## WORK ORDER
Your task is to copy every record exactly.
____
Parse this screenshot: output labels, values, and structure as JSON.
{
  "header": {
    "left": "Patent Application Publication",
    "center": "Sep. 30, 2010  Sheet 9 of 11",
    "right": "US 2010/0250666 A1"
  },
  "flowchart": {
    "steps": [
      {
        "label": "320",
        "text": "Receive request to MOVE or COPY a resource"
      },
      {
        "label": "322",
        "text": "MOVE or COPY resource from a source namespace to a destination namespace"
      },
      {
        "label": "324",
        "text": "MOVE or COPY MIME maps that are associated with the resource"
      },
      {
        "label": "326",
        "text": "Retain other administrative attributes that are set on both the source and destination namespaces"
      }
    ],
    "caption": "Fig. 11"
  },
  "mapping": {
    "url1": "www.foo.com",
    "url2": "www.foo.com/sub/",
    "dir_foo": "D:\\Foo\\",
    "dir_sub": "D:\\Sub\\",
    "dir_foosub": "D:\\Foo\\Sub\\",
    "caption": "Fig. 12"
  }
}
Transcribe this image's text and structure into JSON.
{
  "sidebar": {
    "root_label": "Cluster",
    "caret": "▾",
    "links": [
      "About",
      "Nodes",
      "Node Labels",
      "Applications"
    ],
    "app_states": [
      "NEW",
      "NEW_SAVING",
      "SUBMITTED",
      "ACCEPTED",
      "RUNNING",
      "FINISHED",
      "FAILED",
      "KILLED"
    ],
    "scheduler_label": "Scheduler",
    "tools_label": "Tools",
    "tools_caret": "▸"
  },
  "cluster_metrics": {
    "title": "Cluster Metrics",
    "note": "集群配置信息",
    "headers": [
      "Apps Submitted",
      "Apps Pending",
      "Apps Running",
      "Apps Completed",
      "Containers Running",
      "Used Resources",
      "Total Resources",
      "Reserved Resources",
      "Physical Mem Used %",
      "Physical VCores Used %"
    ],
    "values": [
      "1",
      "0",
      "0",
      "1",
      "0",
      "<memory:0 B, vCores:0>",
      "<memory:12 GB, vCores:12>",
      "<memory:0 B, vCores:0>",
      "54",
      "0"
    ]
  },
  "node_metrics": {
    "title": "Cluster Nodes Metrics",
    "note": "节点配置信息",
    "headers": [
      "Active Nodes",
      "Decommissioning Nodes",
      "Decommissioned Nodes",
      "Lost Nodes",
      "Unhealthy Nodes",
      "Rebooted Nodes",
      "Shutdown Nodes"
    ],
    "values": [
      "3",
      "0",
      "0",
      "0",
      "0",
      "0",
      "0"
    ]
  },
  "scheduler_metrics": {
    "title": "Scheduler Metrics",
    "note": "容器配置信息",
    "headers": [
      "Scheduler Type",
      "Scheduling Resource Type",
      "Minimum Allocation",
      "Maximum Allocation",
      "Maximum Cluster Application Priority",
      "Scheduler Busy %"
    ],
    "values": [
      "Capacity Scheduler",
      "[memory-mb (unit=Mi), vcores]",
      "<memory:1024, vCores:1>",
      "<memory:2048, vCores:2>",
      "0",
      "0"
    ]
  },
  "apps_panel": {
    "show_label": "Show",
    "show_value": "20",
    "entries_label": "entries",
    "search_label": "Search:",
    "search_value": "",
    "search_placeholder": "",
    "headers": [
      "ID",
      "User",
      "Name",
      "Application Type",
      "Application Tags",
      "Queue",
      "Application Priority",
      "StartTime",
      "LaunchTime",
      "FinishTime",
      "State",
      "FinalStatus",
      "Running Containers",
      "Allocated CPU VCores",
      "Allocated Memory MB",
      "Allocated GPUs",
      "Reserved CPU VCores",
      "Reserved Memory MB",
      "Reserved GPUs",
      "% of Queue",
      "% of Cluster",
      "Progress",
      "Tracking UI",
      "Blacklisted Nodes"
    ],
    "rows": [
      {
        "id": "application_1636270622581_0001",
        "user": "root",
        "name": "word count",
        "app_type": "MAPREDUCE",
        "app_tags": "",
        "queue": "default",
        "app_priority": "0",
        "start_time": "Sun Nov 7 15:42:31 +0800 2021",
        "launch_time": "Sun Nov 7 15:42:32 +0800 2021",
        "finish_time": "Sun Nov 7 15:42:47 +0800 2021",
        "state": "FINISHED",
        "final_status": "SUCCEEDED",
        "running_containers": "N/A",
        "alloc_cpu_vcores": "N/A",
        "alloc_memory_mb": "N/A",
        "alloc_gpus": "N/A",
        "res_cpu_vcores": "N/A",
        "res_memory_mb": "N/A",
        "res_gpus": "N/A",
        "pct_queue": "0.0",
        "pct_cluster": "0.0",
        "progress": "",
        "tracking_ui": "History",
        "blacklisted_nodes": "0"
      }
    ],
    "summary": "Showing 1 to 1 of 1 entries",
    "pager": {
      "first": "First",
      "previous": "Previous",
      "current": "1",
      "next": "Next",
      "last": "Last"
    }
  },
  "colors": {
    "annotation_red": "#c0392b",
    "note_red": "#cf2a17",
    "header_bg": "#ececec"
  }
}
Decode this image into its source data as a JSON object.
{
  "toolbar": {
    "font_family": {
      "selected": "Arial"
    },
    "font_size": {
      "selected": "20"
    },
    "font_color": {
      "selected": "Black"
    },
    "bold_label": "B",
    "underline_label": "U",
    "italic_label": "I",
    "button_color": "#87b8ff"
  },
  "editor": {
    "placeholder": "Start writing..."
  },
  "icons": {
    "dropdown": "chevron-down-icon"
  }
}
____
## REPLY
Parse this screenshot: output labels, values, and structure as JSON.
{
  "header": {
    "left": "Patent Application Publication",
    "center": "Sep. 30, 2010  Sheet 9 of 11",
    "right": "US 2010/0250666 A1"
  },
  "flowchart": {
    "steps": [
      {
        "label": "320",
        "text": "Receive request to MOVE or COPY a resource"
      },
      {
        "label": "322",
        "text": "MOVE or COPY resource from a source namespace to a destination namespace"
      },
      {
        "label": "324",
        "text": "MOVE or COPY MIME maps that are associated with the resource"
      },
      {
        "label": "326",
        "text": "Retain other administrative attributes that are set on both the source and destination namespaces"
      }
    ],
    "caption": "Fig. 11"
  },
  "mapping": {
    "url1": "www.foo.com",
    "url2": "www.foo.com/sub/",
    "dir_foo": "D:\\Foo\\",
    "dir_sub": "D:\\Sub\\",
    "dir_foosub": "D:\\Foo\\Sub\\",
    "caption": "Fig. 12"
  }
}
Transcribe this image's text and structure into JSON.
{
  "sidebar": {
    "root_label": "Cluster",
    "caret": "▾",
    "links": [
      "About",
      "Nodes",
      "Node Labels",
      "Applications"
    ],
    "app_states": [
      "NEW",
      "NEW_SAVING",
      "SUBMITTED",
      "ACCEPTED",
      "RUNNING",
      "FINISHED",
      "FAILED",
      "KILLED"
    ],
    "scheduler_label": "Scheduler",
    "tools_label": "Tools",
    "tools_caret": "▸"
  },
  "cluster_metrics": {
    "title": "Cluster Metrics",
    "note": "集群配置信息",
    "headers": [
      "Apps Submitted",
      "Apps Pending",
      "Apps Running",
      "Apps Completed",
      "Containers Running",
      "Used Resources",
      "Total Resources",
      "Reserved Resources",
      "Physical Mem Used %",
      "Physical VCores Used %"
    ],
    "values": [
      "1",
      "0",
      "0",
      "1",
      "0",
      "<memory:0 B, vCores:0>",
      "<memory:12 GB, vCores:12>",
      "<memory:0 B, vCores:0>",
      "54",
      "0"
    ]
  },
  "node_metrics": {
    "title": "Cluster Nodes Metrics",
    "note": "节点配置信息",
    "headers": [
      "Active Nodes",
      "Decommissioning Nodes",
      "Decommissioned Nodes",
      "Lost Nodes",
      "Unhealthy Nodes",
      "Rebooted Nodes",
      "Shutdown Nodes"
    ],
    "values": [
      "3",
      "0",
      "0",
      "0",
      "0",
      "0",
      "0"
    ]
  },
  "scheduler_metrics": {
    "title": "Scheduler Metrics",
    "note": "容器配置信息",
    "headers": [
      "Scheduler Type",
      "Scheduling Resource Type",
      "Minimum Allocation",
      "Maximum Allocation",
      "Maximum Cluster Application Priority",
      "Scheduler Busy %"
    ],
    "values": [
      "Capacity Scheduler",
      "[memory-mb (unit=Mi), vcores]",
      "<memory:1024, vCores:1>",
      "<memory:2048, vCores:2>",
      "0",
      "0"
    ]
  },
  "apps_panel": {
    "show_label": "Show",
    "show_value": "20",
    "entries_label": "entries",
    "search_label": "Search:",
    "search_value": "",
    "search_placeholder": "",
    "headers": [
      "ID",
      "User",
      "Name",
      "Application Type",
      "Application Tags",
      "Queue",
      "Application Priority",
      "StartTime",
      "LaunchTime",
      "FinishTime",
      "State",
      "FinalStatus",
      "Running Containers",
      "Allocated CPU VCores",
      "Allocated Memory MB",
      "Allocated GPUs",
      "Reserved CPU VCores",
      "Reserved Memory MB",
      "Reserved GPUs",
      "% of Queue",
      "% of Cluster",
      "Progress",
      "Tracking UI",
      "Blacklisted Nodes"
    ],
    "rows": [
      {
        "id": "application_1636270622581_0001",
        "user": "root",
        "name": "word count",
        "app_type": "MAPREDUCE",
        "app_tags": "",
        "queue": "default",
        "app_priority": "0",
        "start_time": "Sun Nov 7 15:42:31 +0800 2021",
        "launch_time": "Sun Nov 7 15:42:32 +0800 2021",
        "finish_time": "Sun Nov 7 15:42:47 +0800 2021",
        "state": "FINISHED",
        "final_status": "SUCCEEDED",
        "running_containers": "N/A",
        "alloc_cpu_vcores": "N/A",
        "alloc_memory_mb": "N/A",
        "alloc_gpus": "N/A",
        "res_cpu_vcores": "N/A",
        "res_memory_mb": "N/A",
        "res_gpus": "N/A",
        "pct_queue": "0.0",
        "pct_cluster": "0.0",
        "progress": "",
        "tracking_ui": "History",
        "blacklisted_nodes": "0"
      }
    ],
    "summary": "Showing 1 to 1 of 1 entries",
    "pager": {
      "first": "First",
      "previous": "Previous",
      "current": "1",
      "next": "Next",
      "last": "Last"
    }
  },
  "colors": {
    "annotation_red": "#c0392b",
    "note_red": "#cf2a17",
    "header_bg": "#ececec"
  }
}
Decode this image into its source data as a JSON object.
{
  "toolbar": {
    "font_family": {
      "selected": "Arial"
    },
    "font_size": {
      "selected": "20"
    },
    "font_color": {
      "selected": "Black"
    },
    "bold_label": "B",
    "underline_label": "U",
    "italic_label": "I",
    "button_color": "#87b8ff"
  },
  "editor": {
    "placeholder": "Start writing..."
  },
  "icons": {
    "dropdown": "chevron-down-icon"
  }
}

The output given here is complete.